Almeyda rests, recovering. The wounds she sustained to her chest are severe. Almeyda was discovered by a medicine woman, unconscious and disfigured. Now, the medicine woman carefully tends to her injuries. With trust well earned, Almeyda confides to this woman, Zibrata. She reveals to her the story of her life; how she came to be so horribly struck down. It is a story rooted in slavery, set in colonial Brazil. It is in this setting that Almeyda was taught by her grandmother (an African slave) to always recognize the truth of this world:” She said that cruelty was indestructible. / Men are destructible, but cruelty goes on.” Almeyda identifies this cruelty in its many forms. In the behavior of her master and his wife. In the brutality of the Portuguese forces towards fugitive runaways. And in the extreme actions taken by fellow slaves. As an example of the latter, Almeyda recounts the story of a woman from her village: “ There was a woman…who mutilated herself, / So she wouldn’t have to have any man at all. / She had done it, because she didn’t want / any man at all, not the black ones or the white ones.” But in a time and place of racial and gender inequality and the subjugation of human beings, love and hope can also flourish. Almeyda experiences it, for a time, with Anninho. He helps her escape bondage. And with the enslavers on their heels, the couple runs together in search of freedom. They are eventually overtaken and separated. Almeyda is maimed, and Anninho’s fate is unknown. Distraught, Almeyda measures the loss. Anninho is a man of Almeyda’s choosing, which is significant. In the world of enslavement, the master dictates matters of mating; often setting aside female slaves for his own (ab)use. But Almeyda has chosen her partner, and she will hold onto him with a steely grip:” Who made the earth so that his blood / and mine could not continue together?” As Almeyda heals from her physical wounds, her resolve to be reunited with Anninho strengthens in equal measure. But can a love like theirs survive the harsh terrain; the inhospitable climes?

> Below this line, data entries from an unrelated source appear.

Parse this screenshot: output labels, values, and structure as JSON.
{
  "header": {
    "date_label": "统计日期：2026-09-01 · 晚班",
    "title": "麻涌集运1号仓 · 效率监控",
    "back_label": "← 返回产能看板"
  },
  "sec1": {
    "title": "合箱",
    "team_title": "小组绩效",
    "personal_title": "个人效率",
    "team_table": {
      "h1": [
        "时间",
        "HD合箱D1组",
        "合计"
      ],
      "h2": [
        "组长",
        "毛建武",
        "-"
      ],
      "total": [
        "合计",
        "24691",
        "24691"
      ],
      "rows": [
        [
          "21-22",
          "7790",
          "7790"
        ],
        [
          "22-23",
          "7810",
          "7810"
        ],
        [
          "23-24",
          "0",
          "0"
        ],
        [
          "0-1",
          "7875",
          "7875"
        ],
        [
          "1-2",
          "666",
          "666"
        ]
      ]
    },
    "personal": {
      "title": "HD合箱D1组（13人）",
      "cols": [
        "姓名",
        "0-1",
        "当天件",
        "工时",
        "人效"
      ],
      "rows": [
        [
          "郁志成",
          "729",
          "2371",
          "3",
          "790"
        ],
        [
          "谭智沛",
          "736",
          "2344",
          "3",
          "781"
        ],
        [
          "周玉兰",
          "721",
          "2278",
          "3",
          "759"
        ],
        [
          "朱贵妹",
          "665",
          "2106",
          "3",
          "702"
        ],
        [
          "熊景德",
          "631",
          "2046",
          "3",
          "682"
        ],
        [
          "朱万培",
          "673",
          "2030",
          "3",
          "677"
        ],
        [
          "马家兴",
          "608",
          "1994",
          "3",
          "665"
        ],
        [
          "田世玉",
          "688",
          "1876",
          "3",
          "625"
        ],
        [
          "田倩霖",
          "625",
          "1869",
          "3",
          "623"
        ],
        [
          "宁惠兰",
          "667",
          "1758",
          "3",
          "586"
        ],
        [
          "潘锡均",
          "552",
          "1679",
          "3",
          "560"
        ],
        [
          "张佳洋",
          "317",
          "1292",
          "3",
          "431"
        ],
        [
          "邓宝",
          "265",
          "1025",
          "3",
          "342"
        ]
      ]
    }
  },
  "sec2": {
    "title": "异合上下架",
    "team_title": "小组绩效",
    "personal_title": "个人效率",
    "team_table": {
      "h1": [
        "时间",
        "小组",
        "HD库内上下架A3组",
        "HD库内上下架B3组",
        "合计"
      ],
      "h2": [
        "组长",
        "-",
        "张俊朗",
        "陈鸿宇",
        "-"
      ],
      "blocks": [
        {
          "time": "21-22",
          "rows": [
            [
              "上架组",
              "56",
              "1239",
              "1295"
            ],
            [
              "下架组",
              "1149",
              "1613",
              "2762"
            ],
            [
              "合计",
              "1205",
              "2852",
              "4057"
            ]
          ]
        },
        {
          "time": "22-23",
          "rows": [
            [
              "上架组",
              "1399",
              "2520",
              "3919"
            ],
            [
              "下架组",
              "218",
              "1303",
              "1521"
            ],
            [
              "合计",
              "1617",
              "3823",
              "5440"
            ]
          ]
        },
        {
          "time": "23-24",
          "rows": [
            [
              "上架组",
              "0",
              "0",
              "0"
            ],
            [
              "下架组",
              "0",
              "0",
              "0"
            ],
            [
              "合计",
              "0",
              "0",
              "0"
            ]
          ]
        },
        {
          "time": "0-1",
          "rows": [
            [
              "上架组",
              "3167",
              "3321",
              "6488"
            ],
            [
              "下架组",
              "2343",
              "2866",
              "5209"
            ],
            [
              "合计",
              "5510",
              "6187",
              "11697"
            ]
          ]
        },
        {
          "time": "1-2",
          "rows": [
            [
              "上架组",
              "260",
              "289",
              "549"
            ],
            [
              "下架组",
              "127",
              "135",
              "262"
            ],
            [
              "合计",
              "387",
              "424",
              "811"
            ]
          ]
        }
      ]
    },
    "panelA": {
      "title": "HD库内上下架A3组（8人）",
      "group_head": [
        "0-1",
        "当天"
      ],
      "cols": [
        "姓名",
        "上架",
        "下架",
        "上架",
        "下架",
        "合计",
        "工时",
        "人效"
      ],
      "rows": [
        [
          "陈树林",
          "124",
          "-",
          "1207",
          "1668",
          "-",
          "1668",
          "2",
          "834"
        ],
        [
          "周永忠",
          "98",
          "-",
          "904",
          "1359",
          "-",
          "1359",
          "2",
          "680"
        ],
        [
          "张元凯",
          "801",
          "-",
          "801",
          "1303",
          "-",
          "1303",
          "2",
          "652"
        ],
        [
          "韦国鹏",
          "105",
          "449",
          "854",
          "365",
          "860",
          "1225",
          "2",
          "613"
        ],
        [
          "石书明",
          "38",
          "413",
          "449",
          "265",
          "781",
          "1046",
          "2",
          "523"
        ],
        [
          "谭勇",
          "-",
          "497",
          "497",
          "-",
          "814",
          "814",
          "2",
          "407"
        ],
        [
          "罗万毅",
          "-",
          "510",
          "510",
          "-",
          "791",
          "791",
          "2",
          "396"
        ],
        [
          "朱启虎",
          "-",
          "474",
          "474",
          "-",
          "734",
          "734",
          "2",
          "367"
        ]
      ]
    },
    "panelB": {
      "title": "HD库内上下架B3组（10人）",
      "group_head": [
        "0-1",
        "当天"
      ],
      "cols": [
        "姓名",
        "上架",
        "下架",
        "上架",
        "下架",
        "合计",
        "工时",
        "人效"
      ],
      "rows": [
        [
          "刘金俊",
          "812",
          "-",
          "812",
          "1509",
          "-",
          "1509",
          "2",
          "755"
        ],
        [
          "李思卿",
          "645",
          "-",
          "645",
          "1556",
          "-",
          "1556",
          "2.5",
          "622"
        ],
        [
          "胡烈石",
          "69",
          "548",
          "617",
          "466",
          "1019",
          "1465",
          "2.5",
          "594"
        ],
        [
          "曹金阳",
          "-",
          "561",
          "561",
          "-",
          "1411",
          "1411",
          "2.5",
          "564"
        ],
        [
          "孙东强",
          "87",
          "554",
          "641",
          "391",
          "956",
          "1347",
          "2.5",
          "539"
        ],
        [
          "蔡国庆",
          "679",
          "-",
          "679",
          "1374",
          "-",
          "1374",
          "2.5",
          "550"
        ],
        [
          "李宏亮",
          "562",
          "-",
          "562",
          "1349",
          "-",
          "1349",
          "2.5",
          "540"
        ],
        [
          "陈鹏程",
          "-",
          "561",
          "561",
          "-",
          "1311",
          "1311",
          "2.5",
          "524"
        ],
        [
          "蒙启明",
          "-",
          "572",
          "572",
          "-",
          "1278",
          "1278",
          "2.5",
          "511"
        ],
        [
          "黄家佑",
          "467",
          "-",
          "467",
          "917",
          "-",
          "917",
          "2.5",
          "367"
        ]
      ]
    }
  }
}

Song For Anninho (written in free-verse) is a mesmerizing work that exhibits both the beauty and brutality of the character’s circumstances. Almeyda’s desperation and longing, as well as the searing imagery creates a jarring effect. The repetitive speech, indicative of a convalescent drifting in and out of consciousness, illustrates Almeyda’s need to be heard and understood. Endlessly evocative, one can feel in Almeyda’s descriptions the power rendered in disparate moments. The rush of wind as a soldier violently bears down his sword. The gentle airy weight of a lover’s kiss. The story flows, dream-like, between the past and the present. A future is envisioned as well. In this time and place, Almeyda manifests an existence free of shackles, enveloped in love and stalwart commitment.
Song For Anninho confirms my belief that Gayl Jones is one of the most underrated and underappreciated writers in the sphere of American Literature. I hope that won’t always be the case.